One major issue for landowners is the concern that oil and gas development on their land will negatively affect their property values. Lachelt told the attentive audience that is a legitimate concern. A survey done in 2012 in her Colorado County of La Plata showed that “property values declined an average of 22 percent with a well on the land.” Surveys done in Wyoming showed an average decline of 50 percent, and Texas property values went down by 75 percent.
Other concerns for county residents include heavy truck traffic around well sites that create dust, impact roads, and make noise. There is also concern for livestock and pets that may come in contact with or even drink out of fracking pits, which contain many potentially harmful chemicals. These are concerns that are valid and have affected residents of localities where fracking occurs.
Lachelt also covered some of the things that have been done to minimize the impacts of oil and gas development, which include legislation enforced by the U.S. Environmental Protection Agency:
“It really leaves state and local government on the hook to regulate the development,” Lachelt said. “I really encourage companies to work hand-in-hand with communities.”
Examples of county regulations concerning gas and oil development include set back distances, minimizing the footprint by way of pads and roads, and a memorandum of understanding with individual operators.
Road and well impact fines have also been enforced, as have fencing of facilities, electrification, and green completions—a process by which the excess natural gas is captured and reused as opposed to flaring or allowing the gas to escape and cause pollution.
When it comes to the landowners, another thing that has worked well to minimize the impacts of site developments, according to Lachelt, is the adoption of special field rules to handle unique circumstances. Examples of this are the Colorado Landowners Protection Act, and the New Mexico Surface Owners Protection Act.
“These reforms were hard fought and were led by gas-field residents who came together and organized,” said Lachelt, “What I say everywhere I go is: take a deep breath, and never, ever, ever sign the documents that the landman gives you.”
Rick Parish, an attorney representing the Southern Environmental Law Center, addressed the more law-centered concerns, and gave a history on how the regulations for oil and gas drilling have been subject to change throughout the years.
Albert Pollard, a former member of the General Assembly noted, “The one law that always comes back to bite you is the law of unintended consequence.” Pollard encouraged residents to ask questions concerning the process and its repercussions.
“Make sure that as a community, you think everything through all the way,” Pollard told the audience.
Residents had many concerns and questions after the presentation had concluded. Some of the questions and statements of residents went unheard during the forum due to shortage of time. Representatives of both groups and the speakers stayed after the workshop to answer questions on a more informal level.
One Caroline resident wanted to know if the regulations that were presented earlier worked with development of wells and fracking. Lachelt responded that yes, “they have been working to a great extent,” but that “the industry is really self-policing. It really is the honor system.”

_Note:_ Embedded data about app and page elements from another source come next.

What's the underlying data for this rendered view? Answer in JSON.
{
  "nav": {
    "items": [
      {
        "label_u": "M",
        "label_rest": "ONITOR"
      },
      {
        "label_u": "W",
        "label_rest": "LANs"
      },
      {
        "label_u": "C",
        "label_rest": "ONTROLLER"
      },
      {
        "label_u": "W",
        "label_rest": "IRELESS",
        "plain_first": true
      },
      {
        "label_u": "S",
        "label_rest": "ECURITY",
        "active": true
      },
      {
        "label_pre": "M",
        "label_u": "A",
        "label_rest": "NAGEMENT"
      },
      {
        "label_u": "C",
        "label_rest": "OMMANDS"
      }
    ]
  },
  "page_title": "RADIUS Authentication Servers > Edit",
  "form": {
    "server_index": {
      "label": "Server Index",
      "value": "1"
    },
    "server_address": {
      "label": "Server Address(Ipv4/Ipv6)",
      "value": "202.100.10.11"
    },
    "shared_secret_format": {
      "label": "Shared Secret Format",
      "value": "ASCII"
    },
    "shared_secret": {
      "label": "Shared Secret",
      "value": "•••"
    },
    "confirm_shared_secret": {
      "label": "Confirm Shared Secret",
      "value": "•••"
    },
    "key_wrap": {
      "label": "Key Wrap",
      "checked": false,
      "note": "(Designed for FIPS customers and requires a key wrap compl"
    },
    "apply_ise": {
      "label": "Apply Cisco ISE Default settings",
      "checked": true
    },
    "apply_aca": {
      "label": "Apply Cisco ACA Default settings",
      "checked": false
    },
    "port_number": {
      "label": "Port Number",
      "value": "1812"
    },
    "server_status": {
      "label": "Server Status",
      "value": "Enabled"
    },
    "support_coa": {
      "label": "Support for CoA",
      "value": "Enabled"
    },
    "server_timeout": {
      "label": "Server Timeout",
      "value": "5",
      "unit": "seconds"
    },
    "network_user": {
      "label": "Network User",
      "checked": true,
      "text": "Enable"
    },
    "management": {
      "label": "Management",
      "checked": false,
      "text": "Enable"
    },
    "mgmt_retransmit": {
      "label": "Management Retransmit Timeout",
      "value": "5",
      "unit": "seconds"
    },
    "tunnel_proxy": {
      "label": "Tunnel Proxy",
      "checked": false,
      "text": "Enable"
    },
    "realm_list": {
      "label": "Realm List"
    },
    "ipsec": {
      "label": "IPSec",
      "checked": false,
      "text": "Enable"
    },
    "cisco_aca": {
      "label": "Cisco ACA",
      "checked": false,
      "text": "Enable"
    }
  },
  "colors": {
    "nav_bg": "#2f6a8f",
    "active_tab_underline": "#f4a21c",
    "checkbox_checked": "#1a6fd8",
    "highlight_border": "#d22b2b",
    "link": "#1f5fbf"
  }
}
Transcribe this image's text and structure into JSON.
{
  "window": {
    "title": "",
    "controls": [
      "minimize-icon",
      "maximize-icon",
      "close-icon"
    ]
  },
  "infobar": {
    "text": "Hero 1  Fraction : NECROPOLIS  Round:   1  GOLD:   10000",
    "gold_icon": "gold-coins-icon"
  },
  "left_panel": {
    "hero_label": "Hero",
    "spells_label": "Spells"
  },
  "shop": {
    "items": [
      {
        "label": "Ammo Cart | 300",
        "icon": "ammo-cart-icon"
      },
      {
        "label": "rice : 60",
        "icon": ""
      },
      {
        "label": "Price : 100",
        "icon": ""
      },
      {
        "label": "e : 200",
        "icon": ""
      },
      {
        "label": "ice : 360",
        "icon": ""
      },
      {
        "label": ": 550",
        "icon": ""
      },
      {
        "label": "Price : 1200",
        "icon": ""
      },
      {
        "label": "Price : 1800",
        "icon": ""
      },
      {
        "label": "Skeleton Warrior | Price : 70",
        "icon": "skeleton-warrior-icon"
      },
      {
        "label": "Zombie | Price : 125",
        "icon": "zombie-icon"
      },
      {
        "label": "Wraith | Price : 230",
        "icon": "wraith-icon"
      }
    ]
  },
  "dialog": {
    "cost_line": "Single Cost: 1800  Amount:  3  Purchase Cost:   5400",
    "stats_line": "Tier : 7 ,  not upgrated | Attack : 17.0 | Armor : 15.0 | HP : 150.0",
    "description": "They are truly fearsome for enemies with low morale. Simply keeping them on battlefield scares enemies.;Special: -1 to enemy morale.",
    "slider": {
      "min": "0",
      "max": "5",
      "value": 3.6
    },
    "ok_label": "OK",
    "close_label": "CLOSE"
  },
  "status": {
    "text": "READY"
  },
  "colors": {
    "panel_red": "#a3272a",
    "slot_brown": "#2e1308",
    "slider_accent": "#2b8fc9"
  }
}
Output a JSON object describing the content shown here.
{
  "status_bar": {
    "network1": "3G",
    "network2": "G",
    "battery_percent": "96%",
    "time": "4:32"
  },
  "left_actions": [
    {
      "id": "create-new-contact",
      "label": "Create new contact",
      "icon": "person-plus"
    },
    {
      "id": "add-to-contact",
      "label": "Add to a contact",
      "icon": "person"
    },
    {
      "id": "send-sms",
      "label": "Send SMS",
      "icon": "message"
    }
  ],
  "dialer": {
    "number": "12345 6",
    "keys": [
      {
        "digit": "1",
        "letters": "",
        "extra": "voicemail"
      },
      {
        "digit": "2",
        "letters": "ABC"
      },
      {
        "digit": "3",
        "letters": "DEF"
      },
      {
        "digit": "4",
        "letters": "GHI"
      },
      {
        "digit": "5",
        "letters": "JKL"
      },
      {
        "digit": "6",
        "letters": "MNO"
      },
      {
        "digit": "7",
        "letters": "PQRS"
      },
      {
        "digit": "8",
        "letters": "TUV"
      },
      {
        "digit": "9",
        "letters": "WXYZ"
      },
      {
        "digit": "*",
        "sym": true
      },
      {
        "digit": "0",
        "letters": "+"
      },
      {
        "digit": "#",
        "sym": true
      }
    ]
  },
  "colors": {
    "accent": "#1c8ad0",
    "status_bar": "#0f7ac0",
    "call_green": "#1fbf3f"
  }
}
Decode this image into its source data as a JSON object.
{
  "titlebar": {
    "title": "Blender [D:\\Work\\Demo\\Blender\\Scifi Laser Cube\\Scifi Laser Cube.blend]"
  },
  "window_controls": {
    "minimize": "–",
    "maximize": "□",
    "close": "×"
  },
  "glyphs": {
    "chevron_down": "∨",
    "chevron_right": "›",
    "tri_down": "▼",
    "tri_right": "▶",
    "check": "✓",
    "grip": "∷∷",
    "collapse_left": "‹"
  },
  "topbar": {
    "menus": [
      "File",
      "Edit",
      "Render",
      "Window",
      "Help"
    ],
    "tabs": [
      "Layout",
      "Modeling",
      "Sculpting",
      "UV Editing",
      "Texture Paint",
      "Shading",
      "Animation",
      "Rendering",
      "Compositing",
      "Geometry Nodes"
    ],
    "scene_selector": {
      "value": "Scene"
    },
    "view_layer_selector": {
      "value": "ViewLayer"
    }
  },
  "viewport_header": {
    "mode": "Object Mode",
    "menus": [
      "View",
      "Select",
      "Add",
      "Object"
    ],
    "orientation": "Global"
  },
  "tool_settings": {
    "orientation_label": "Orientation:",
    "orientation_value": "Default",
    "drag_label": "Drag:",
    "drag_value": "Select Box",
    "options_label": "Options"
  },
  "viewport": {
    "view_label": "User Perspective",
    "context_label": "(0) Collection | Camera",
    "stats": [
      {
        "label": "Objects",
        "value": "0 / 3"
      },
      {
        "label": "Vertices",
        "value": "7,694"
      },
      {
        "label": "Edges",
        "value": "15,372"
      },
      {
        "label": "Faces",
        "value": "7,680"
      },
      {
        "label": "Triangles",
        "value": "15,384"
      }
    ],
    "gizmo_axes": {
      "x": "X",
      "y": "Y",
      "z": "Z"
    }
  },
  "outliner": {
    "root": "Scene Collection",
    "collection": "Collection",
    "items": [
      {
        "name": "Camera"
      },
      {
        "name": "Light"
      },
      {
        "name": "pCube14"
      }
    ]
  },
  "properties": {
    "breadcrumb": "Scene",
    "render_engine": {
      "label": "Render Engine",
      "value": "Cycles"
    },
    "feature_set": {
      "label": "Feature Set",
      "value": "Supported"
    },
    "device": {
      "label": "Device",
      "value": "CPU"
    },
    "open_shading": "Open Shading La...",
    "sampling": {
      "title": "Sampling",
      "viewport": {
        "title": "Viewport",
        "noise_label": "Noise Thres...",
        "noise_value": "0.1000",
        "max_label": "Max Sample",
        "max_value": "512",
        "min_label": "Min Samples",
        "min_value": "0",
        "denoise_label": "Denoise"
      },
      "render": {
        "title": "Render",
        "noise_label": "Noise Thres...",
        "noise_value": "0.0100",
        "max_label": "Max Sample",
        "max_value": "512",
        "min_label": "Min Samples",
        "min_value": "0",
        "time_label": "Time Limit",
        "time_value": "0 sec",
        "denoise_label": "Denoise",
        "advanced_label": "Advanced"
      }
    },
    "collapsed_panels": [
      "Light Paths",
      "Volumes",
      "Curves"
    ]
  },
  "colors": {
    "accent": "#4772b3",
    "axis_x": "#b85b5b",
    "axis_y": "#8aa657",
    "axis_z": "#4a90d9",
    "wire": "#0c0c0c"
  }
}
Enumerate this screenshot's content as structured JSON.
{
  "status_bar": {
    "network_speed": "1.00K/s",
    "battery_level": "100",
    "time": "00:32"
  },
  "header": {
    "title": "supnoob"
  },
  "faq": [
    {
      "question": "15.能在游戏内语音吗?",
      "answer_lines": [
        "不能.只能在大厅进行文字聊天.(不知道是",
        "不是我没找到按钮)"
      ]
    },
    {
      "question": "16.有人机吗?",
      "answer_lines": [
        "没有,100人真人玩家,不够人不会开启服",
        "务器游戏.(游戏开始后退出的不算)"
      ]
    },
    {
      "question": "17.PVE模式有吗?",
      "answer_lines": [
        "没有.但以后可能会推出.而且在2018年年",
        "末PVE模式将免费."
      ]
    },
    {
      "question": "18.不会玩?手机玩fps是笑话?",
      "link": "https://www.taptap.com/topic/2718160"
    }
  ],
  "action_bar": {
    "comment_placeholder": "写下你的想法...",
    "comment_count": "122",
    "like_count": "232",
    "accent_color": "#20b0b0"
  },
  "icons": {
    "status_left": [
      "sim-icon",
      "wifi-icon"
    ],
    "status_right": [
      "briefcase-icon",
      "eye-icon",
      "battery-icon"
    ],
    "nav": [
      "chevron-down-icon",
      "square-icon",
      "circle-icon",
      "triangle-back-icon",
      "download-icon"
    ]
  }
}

Another question was posed to address whether or not side drilling could occur on properties adjacent to land with wells. Pollard noted that while drilling underneath the property is not legal, seepage may occur and the affected landowner would have to be compensated.
Other questions were: Is drilling permitted on federal land such as A.P. Hill? Are the waste products and chemicals from the fracking sites dumped into landfills? The answer to both was yes.